They are now ranked second in Asia, behind the South Koreans, who will be hell bent on revenge on home soil, if the two sides do meet in the gold-medal contest.
India's last Olympic gold came at the 1980 Moscow Games.
Their last Asian Games win was in 1998 in Bangkok, and Sardar is not interested to talk about winning gold here.
"We've got a lot of younger players now with not enough international experience, but actually doing a really good job," he said.
"Now we've got really good coaches in the likes of Terry Walsh and good Indian coaches, too.
"We're training at a very high intensity, at a good level and we are generally improving."
India are in Group B, with arch-rivals Pakistan, Oman, China and Sri Lanka, whom they face in their opening game on Sunday.
"Every team are improving and looking to do well in the tournament. We just want to concentrate on our first game against Sri Lanka, and take things match by match," said Sardar.
When pressed if India could win the gold, he said: "What's important is that we follow our coach's instructions and strategies. Our main target is to do well in our group games and qualify for the semi-finals."
He does think India have an advantage here.
Hockey will adopt a new format of four 15-minute quarters instead of two halves of 35 minutes and, with Indian leagues already adopting that system, it could help their cause.
"We play under this system in the leagues in India and our players are used to it," he said.

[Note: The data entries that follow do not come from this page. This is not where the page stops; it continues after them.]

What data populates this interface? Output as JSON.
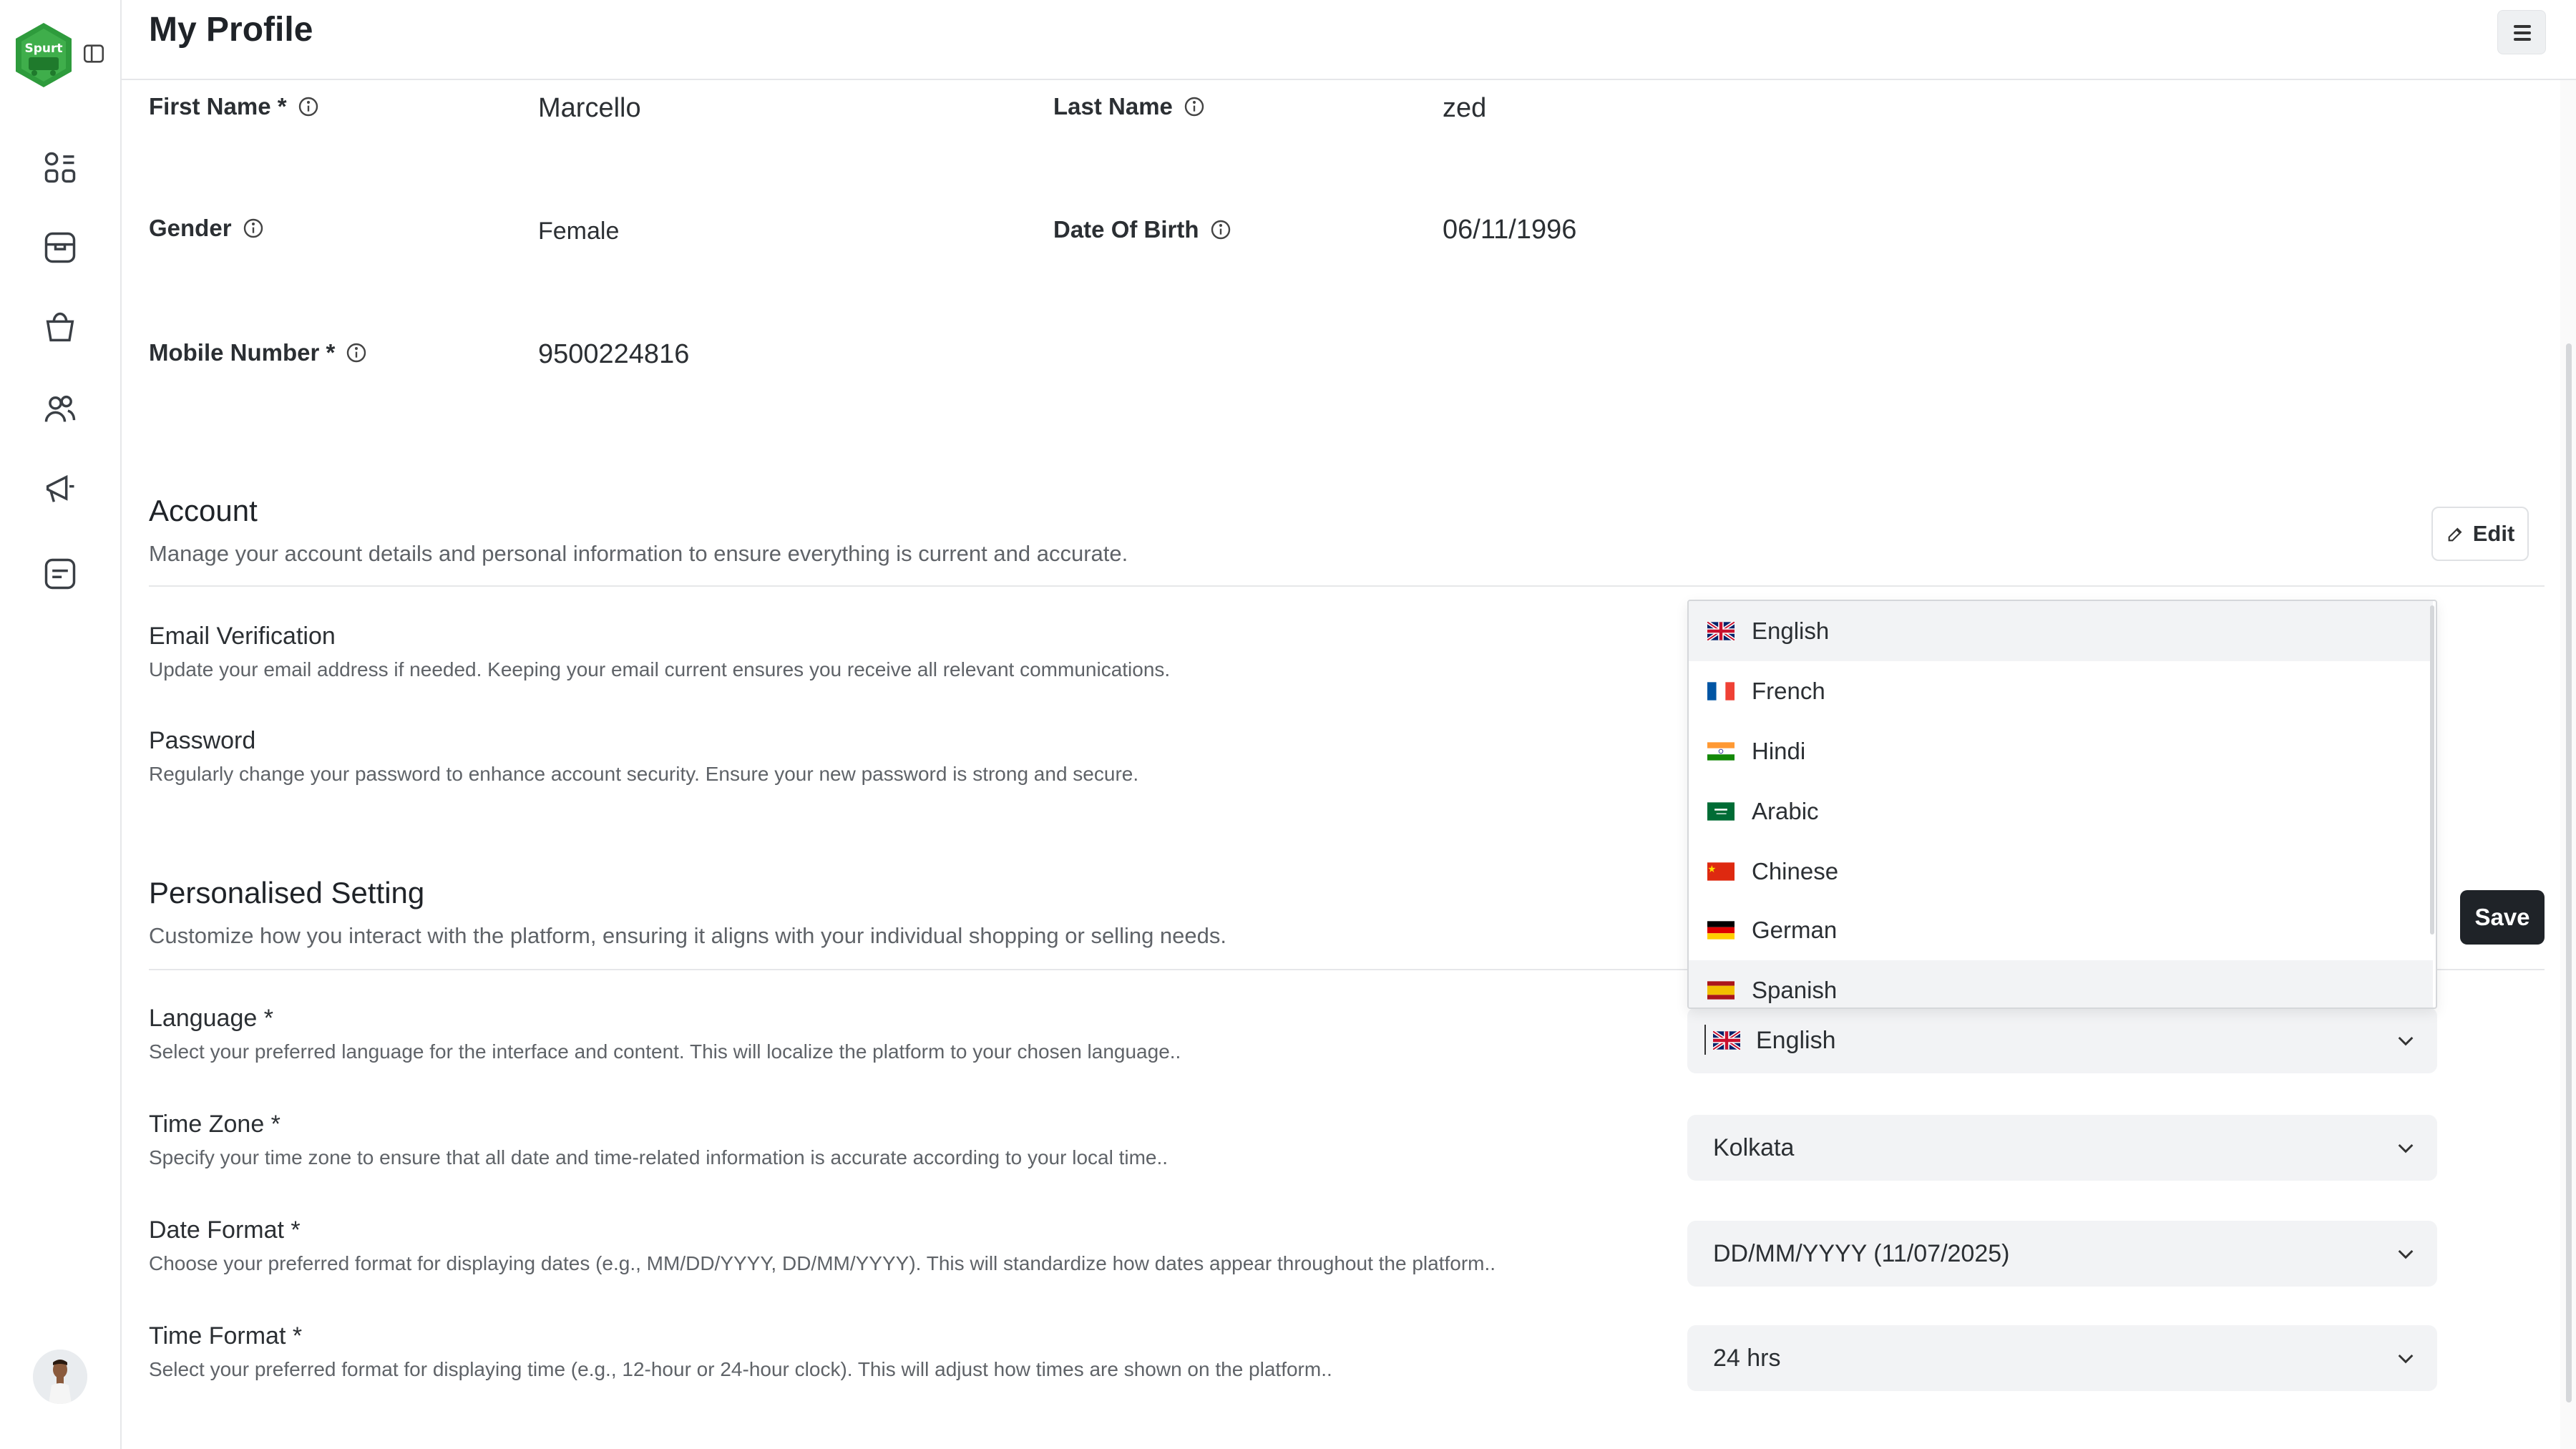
{
  "app": {
    "logo_text": "Spurt"
  },
  "header": {
    "title": "My Profile"
  },
  "profile": {
    "first_name_label": "First Name *",
    "first_name_value": "Marcello",
    "last_name_label": "Last Name",
    "last_name_value": "zed",
    "gender_label": "Gender",
    "gender_value": "Female",
    "dob_label": "Date Of Birth",
    "dob_value": "06/11/1996",
    "mobile_label": "Mobile Number *",
    "mobile_value": "9500224816"
  },
  "account": {
    "title": "Account",
    "description": "Manage your account details and personal information to ensure everything is current and accurate.",
    "edit_label": "Edit",
    "email_title": "Email Verification",
    "email_desc": "Update your email address if needed. Keeping your email current ensures you receive all relevant communications.",
    "password_title": "Password",
    "password_desc": "Regularly change your password to enhance account security. Ensure your new password is strong and secure."
  },
  "personal": {
    "title": "Personalised Setting",
    "description": "Customize how you interact with the platform, ensuring it aligns with your individual shopping or selling needs.",
    "save_label": "Save",
    "language_title": "Language *",
    "language_desc": "Select your preferred language for the interface and content. This will localize the platform to your chosen language..",
    "language_value": "English",
    "timezone_title": "Time Zone *",
    "timezone_desc": "Specify your time zone to ensure that all date and time-related information is accurate according to your local time..",
    "timezone_value": "Kolkata",
    "dateformat_title": "Date Format *",
    "dateformat_desc": "Choose your preferred format for displaying dates (e.g., MM/DD/YYYY, DD/MM/YYYY). This will standardize how dates appear throughout the platform..",
    "dateformat_value": "DD/MM/YYYY (11/07/2025)",
    "timeformat_title": "Time Format *",
    "timeformat_desc": "Select your preferred format for displaying time (e.g., 12-hour or 24-hour clock). This will adjust how times are shown on the platform..",
    "timeformat_value": "24 hrs"
  },
  "language_options": [
    "English",
    "French",
    "Hindi",
    "Arabic",
    "Chinese",
    "German",
    "Spanish"
  ],
  "colors": {
    "brand_green": "#2e9b3c",
    "dark_button": "#1f2328",
    "select_bg": "#f2f3f5"
  },
  "icons": {
    "sidebar": [
      "dashboard-icon",
      "catalog-icon",
      "orders-icon",
      "customers-icon",
      "marketing-icon",
      "reports-icon"
    ]
  }
}
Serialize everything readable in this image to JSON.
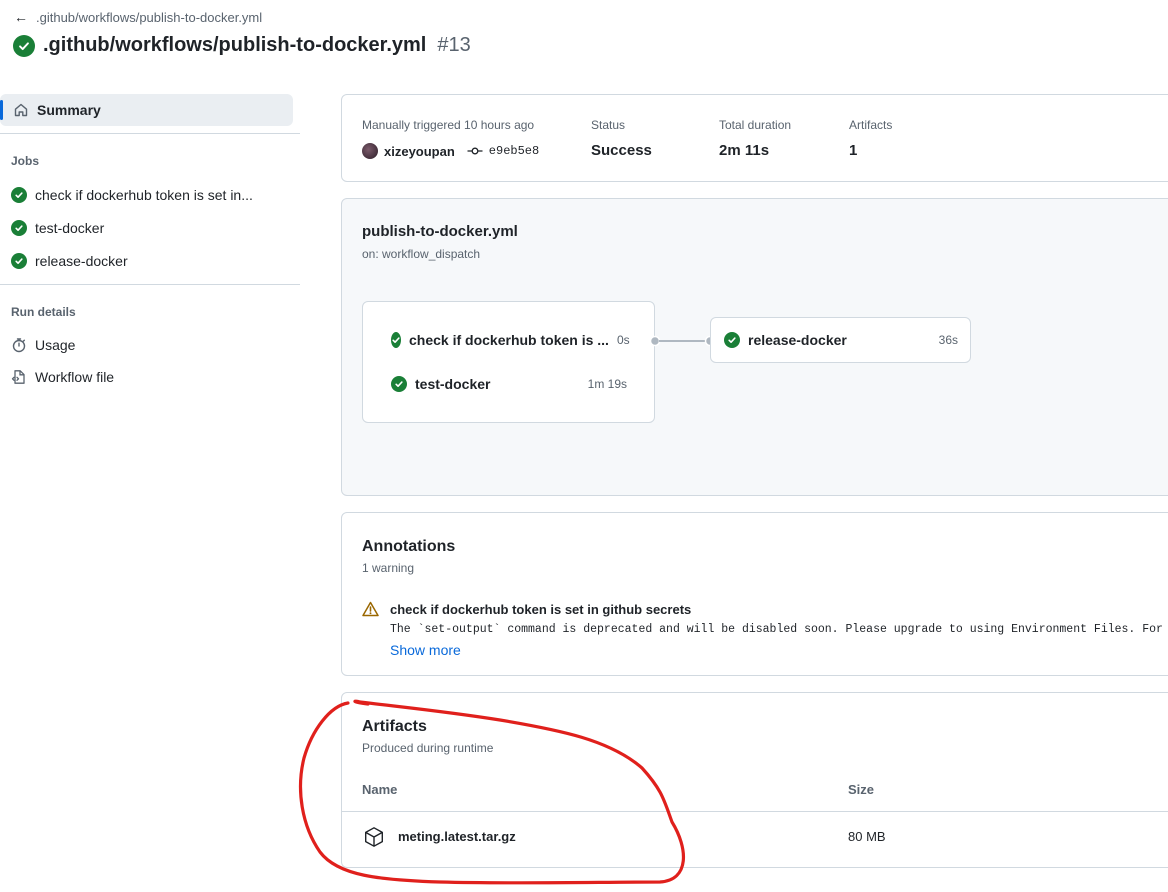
{
  "header": {
    "back_label": ".github/workflows/publish-to-docker.yml",
    "title": ".github/workflows/publish-to-docker.yml",
    "run_number": "#13"
  },
  "sidebar": {
    "summary_label": "Summary",
    "jobs_heading": "Jobs",
    "jobs": [
      {
        "label": "check if dockerhub token is set in..."
      },
      {
        "label": "test-docker"
      },
      {
        "label": "release-docker"
      }
    ],
    "run_details_heading": "Run details",
    "details": [
      {
        "label": "Usage",
        "icon": "stopwatch-icon"
      },
      {
        "label": "Workflow file",
        "icon": "file-code-icon"
      }
    ]
  },
  "run_meta": {
    "trigger_label": "Manually triggered 10 hours ago",
    "user": "xizeyoupan",
    "commit": "e9eb5e8",
    "status_label": "Status",
    "status_value": "Success",
    "duration_label": "Total duration",
    "duration_value": "2m 11s",
    "artifacts_label": "Artifacts",
    "artifacts_value": "1"
  },
  "workflow_graph": {
    "file": "publish-to-docker.yml",
    "trigger": "on: workflow_dispatch",
    "group_jobs": [
      {
        "label": "check if dockerhub token is ...",
        "duration": "0s"
      },
      {
        "label": "test-docker",
        "duration": "1m 19s"
      }
    ],
    "downstream_job": {
      "label": "release-docker",
      "duration": "36s"
    }
  },
  "annotations": {
    "title": "Annotations",
    "subtitle": "1 warning",
    "warning_title": "check if dockerhub token is set in github secrets",
    "warning_text": "The `set-output` command is deprecated and will be disabled soon. Please upgrade to using Environment Files. For more",
    "show_more": "Show more"
  },
  "artifacts": {
    "title": "Artifacts",
    "subtitle": "Produced during runtime",
    "col_name": "Name",
    "col_size": "Size",
    "rows": [
      {
        "name": "meting.latest.tar.gz",
        "size": "80 MB"
      }
    ]
  },
  "colors": {
    "success": "#1a7f37",
    "accent": "#0969da",
    "warning": "#9a6700",
    "highlight_circle": "#e0201c"
  }
}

"But again, it's really important that we stick to the plans of our coach."